As for the pages of the notebook, students will write their responses to reading, of course!  They will also glue anchor charts into the book starting at the back.  (I'm sure there will be more explanation on this in a later blog post once we get going.)

The Writer's Notebook won't take too much explanation.  The concept is the same.

Some resources to think about as you are getting started with your writing notebooks... Fountas & Pinnell's Guiding Readers and Writers, Aimee Buckner's Notebook Know-How, and let's face it... Just about anything by Ralph Fletcher, Lucy Calkins, and Ruth Culham.  (Another suggestion... If you haven't read The Writing Thief, what are you waiting for??)

Students will find photos or print images to decorate their notebooks.  Again, they will start with the construction paper or scrapbook paper, add their images and photos, then parents will (fingers crossed) help cover the notebooks with contact paper.

There are some authors out there that suggest waiting to give students the notebooks until they start questioning why you keep writing in yours. (I can't remember if that was Aimee Buckner or Lucy Calkins or Ruth Culham or who, but I read it somewhere.)  I don't do that with older kids.  In my opinion, they need to start writing as soon as possible, and they can't use a notebook that I just haven't given them because no one is questioning me.  I like the concept because it helps create ownership, but... ain't nobody got time for that!)

I blog, I Facebook, I text, I email, I write...

I didn't decorate both sides of this notebook for two reasons.  First, I didn't want students to feel like they have to have a ton of images.  Just a few would be fine.  Also, I just couldn't really think of much else that describes me as a writer.
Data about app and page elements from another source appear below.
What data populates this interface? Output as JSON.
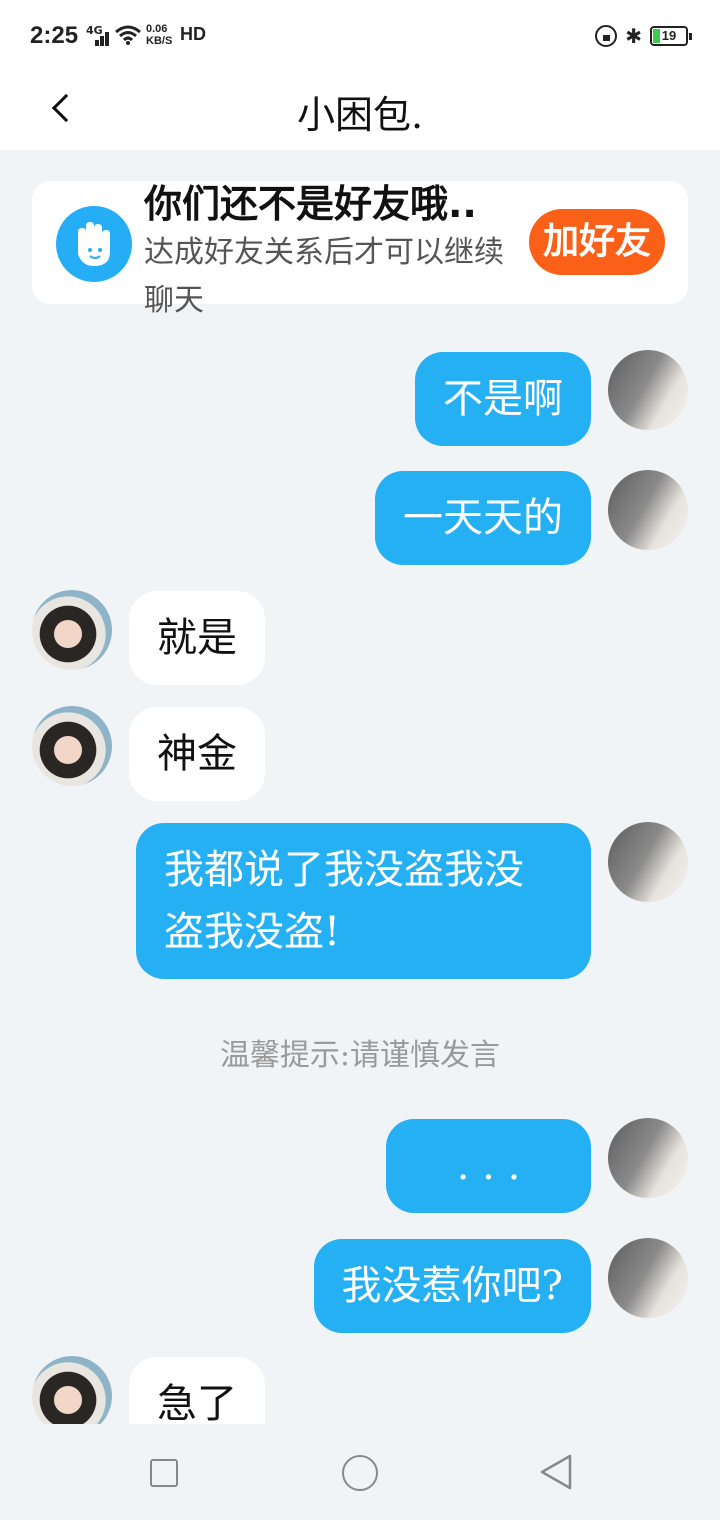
{
  "status_bar": {
    "time": "2:25",
    "network": "4G",
    "speed_value": "0.06",
    "speed_unit": "KB/S",
    "hd": "HD",
    "battery": "19"
  },
  "header": {
    "title": "小困包."
  },
  "friend_notice": {
    "title": "你们还不是好友哦..",
    "description": "达成好友关系后才可以继续聊天",
    "add_button": "加好友"
  },
  "messages": [
    {
      "sender": "self",
      "text": "不是啊"
    },
    {
      "sender": "self",
      "text": "一天天的"
    },
    {
      "sender": "other",
      "text": "就是"
    },
    {
      "sender": "other",
      "text": "神金"
    },
    {
      "sender": "self",
      "text": "我都说了我没盗我没盗我没盗!"
    },
    {
      "sender": "self",
      "text": ". . ."
    },
    {
      "sender": "self",
      "text": "我没惹你吧?"
    },
    {
      "sender": "other",
      "text": "急了"
    }
  ],
  "system_notice": "温馨提示:请谨慎发言",
  "colors": {
    "bubble_self": "#26b0f4",
    "bubble_other": "#ffffff",
    "add_button": "#fa6018",
    "background": "#f1f4f7"
  },
  "icons": [
    "back-icon",
    "hand-icon",
    "wifi-icon",
    "bluetooth-icon",
    "lock-rotation-icon",
    "battery-icon",
    "recent-apps-icon",
    "home-icon",
    "back-nav-icon"
  ]
}
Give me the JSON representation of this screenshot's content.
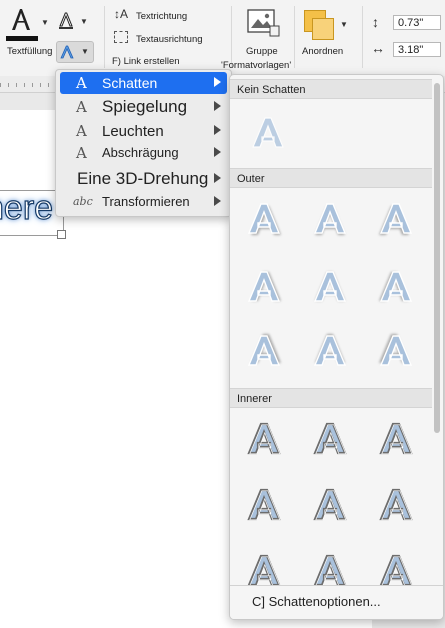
{
  "ribbon": {
    "textfill_label": "Textfüllung",
    "text_direction_label": "Textrichtung",
    "text_alignment_label": "Textausrichtung",
    "create_link_label": "F) Link erstellen",
    "group_label": "Gruppe",
    "format_templates_label": "'Formatvorlagen'",
    "arrange_label": "Anordnen",
    "height_value": "0.73\"",
    "width_value": "3.18\""
  },
  "document": {
    "visible_text": "nere"
  },
  "effects_menu": {
    "items": [
      {
        "label": "Schatten",
        "icon": "shadow-a-icon",
        "selected": true
      },
      {
        "label": "Spiegelung",
        "icon": "reflection-a-icon"
      },
      {
        "label": "Leuchten",
        "icon": "glow-a-icon"
      },
      {
        "label": "Abschrägung",
        "icon": "bevel-a-icon"
      },
      {
        "label": "Eine 3D-Drehung",
        "icon": "3d-rotation-a-icon"
      },
      {
        "label": "Transformieren",
        "icon": "transform-abc-icon"
      }
    ]
  },
  "shadow_gallery": {
    "section_none": "Kein Schatten",
    "section_outer": "Outer",
    "section_inner": "Innerer",
    "options_button": "C] Schattenoptionen..."
  },
  "colors": {
    "accent": "#1e6ff0",
    "letter_fill": "#a9c1dc",
    "letter_outline": "#ffffff",
    "shadow": "#6d6d6d"
  }
}
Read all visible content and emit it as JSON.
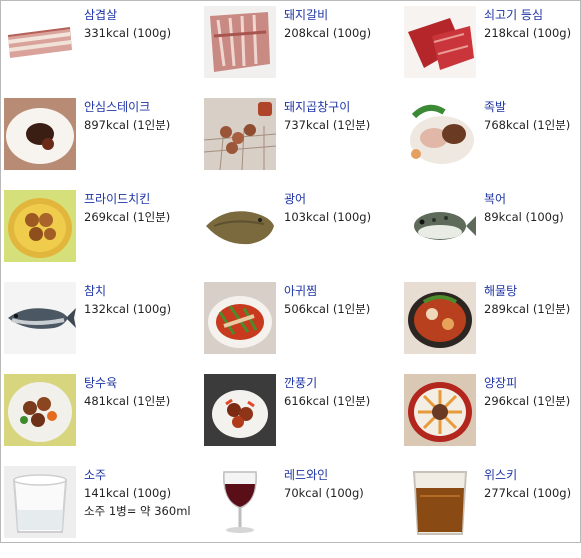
{
  "items": [
    {
      "name": "삼겹살",
      "cal": "331kcal (100g)"
    },
    {
      "name": "돼지갈비",
      "cal": "208kcal (100g)"
    },
    {
      "name": "쇠고기 등심",
      "cal": "218kcal (100g)"
    },
    {
      "name": "안심스테이크",
      "cal": "897kcal (1인분)"
    },
    {
      "name": "돼지곱창구이",
      "cal": "737kcal (1인분)"
    },
    {
      "name": "족발",
      "cal": "768kcal (1인분)"
    },
    {
      "name": "프라이드치킨",
      "cal": "269kcal (1인분)"
    },
    {
      "name": "광어",
      "cal": "103kcal (100g)"
    },
    {
      "name": "복어",
      "cal": "89kcal (100g)"
    },
    {
      "name": "참치",
      "cal": "132kcal (100g)"
    },
    {
      "name": "아귀찜",
      "cal": "506kcal (1인분)"
    },
    {
      "name": "해물탕",
      "cal": "289kcal (1인분)"
    },
    {
      "name": "탕수육",
      "cal": "481kcal (1인분)"
    },
    {
      "name": "깐풍기",
      "cal": "616kcal (1인분)"
    },
    {
      "name": "양장피",
      "cal": "296kcal (1인분)"
    },
    {
      "name": "소주",
      "cal": "141kcal (100g)",
      "note": "소주 1병= 약 360ml"
    },
    {
      "name": "레드와인",
      "cal": "70kcal (100g)"
    },
    {
      "name": "위스키",
      "cal": "277kcal (100g)"
    }
  ]
}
Ha!Ha!

Inside the notebook, students will use the writing strategies that we learn in class.  Anchor charts will again be glued into the notebook starting on the back page, and the writing practice will happen within the notebook daily.  

Well, that's it for now.  There probably won't be much happening for next week's Monday Made-It because I'll be visiting my family for the week.  I won't get back home until just after midnight on Sunday.  No time for making anything... Unless I can get something going with my niece and nephew this week.  Of course, that wouldn't be made for my classroom. ;)

What have you been making?  Go link up your post!